According to Jerimi van Laar, manager of the Legal Affairs department, this increase is the direct result of the emphasis placed on a student’s study progress and changes in student loans and grants. These factors significantly affect students’ interests. “The introduction of binding study advice (BSA), and more importantly, changes made to student grants and loans have led to more objections to decisions made by Examination Boards.”

Very few appeals actually result in a hearing and a decision from the Examination Appeal Board. “In the majority of cases the student and the faculty eventually reach a settlement and the objection is withdrawn,” says Van Laar. In 2014 there were about 40 cases where the Examination Appeal Board had to render a decision. The number of complaints that the Examination Appeal Board declared to be actually well-founded is much lower: about five cases annually. However, not all of the appeals submitted in 2014 have been settled.

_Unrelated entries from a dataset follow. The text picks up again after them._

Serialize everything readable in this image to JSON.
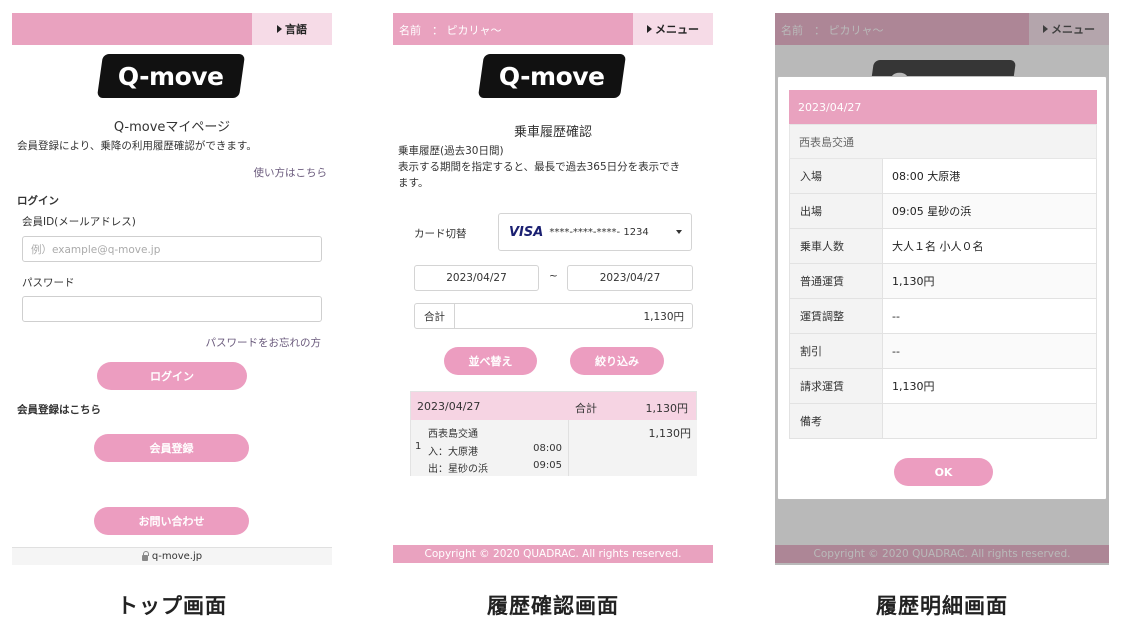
{
  "screen1": {
    "lang_button": "言語",
    "logo": "Q-move",
    "title": "Q-moveマイページ",
    "description": "会員登録により、乗降の利用履歴確認ができます。",
    "howto_link": "使い方はこちら",
    "login_heading": "ログイン",
    "member_id_label": "会員ID(メールアドレス)",
    "member_id_placeholder": "例）example@q-move.jp",
    "password_label": "パスワード",
    "forgot_link": "パスワードをお忘れの方",
    "login_button": "ログイン",
    "register_heading": "会員登録はこちら",
    "register_button": "会員登録",
    "contact_button": "お問い合わせ",
    "footer_url": "q-move.jp",
    "caption": "トップ画面"
  },
  "screen2": {
    "name_label": "名前　：",
    "name_value": "ピカリャ〜",
    "menu_button": "メニュー",
    "logo": "Q-move",
    "title": "乗車履歴確認",
    "history_note": "乗車履歴(過去30日間)",
    "period_note_1": "表示する期間を指定すると、最長で過去365日分を表示でき",
    "period_note_2": "ます。",
    "card_label": "カード切替",
    "card_brand": "VISA",
    "card_number": "****-****-****- 1234",
    "date_from": "2023/04/27",
    "date_sep": "~",
    "date_to": "2023/04/27",
    "total_label": "合計",
    "total_value": "1,130円",
    "sort_button": "並べ替え",
    "filter_button": "絞り込み",
    "result_date": "2023/04/27",
    "result_total_label": "合計",
    "result_total_value": "1,130円",
    "row_index": "1",
    "row_company": "西表島交通",
    "row_in": "入：大原港",
    "row_in_time": "08:00",
    "row_out": "出：星砂の浜",
    "row_out_time": "09:05",
    "row_fare": "1,130円",
    "footer": "Copyright © 2020 QUADRAC. All rights reserved.",
    "caption": "履歴確認画面"
  },
  "screen3": {
    "name_label": "名前　：",
    "name_value": "ピカリャ〜",
    "menu_button": "メニュー",
    "modal_date": "2023/04/27",
    "modal_company": "西表島交通",
    "rows": [
      {
        "k": "入場",
        "v": "08:00 大原港"
      },
      {
        "k": "出場",
        "v": "09:05 星砂の浜"
      },
      {
        "k": "乗車人数",
        "v": "大人１名  小人０名"
      },
      {
        "k": "普通運賃",
        "v": "1,130円"
      },
      {
        "k": "運賃調整",
        "v": "--"
      },
      {
        "k": "割引",
        "v": "--"
      },
      {
        "k": "請求運賃",
        "v": "1,130円"
      },
      {
        "k": "備考",
        "v": ""
      }
    ],
    "ok_button": "OK",
    "footer": "Copyright © 2020 QUADRAC. All rights reserved.",
    "caption": "履歴明細画面"
  }
}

The list of decisions rendered in 2014 shows that many cases did indeed involve disputed study advice with 13 of the 28 decisions involving BSA. Other cases included admission to a master’s programme or a course (six cases) or the evaluation of a thesis or exam (five cases). ES